Material to process section start

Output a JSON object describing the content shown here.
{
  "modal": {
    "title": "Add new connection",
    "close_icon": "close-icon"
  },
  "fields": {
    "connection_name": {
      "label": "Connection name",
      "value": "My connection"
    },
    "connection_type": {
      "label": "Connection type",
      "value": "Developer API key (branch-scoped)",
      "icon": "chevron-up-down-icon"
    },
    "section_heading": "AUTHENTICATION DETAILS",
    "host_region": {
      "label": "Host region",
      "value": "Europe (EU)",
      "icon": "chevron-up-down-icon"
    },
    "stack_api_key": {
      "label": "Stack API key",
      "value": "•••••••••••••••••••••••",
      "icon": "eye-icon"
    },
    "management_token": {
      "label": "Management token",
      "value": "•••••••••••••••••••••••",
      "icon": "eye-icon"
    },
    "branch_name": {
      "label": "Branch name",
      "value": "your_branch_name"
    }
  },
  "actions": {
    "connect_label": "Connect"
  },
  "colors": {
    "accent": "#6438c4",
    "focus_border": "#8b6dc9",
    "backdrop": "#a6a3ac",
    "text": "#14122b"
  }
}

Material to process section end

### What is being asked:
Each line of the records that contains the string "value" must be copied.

### Reply:
      "value": "My connection"
      "value": "Developer API key (branch-scoped)",
      "value": "Europe (EU)",
      "value": "•••••••••••••••••••••••",
      "value": "•••••••••••••••••••••••",
      "value": "your_branch_name"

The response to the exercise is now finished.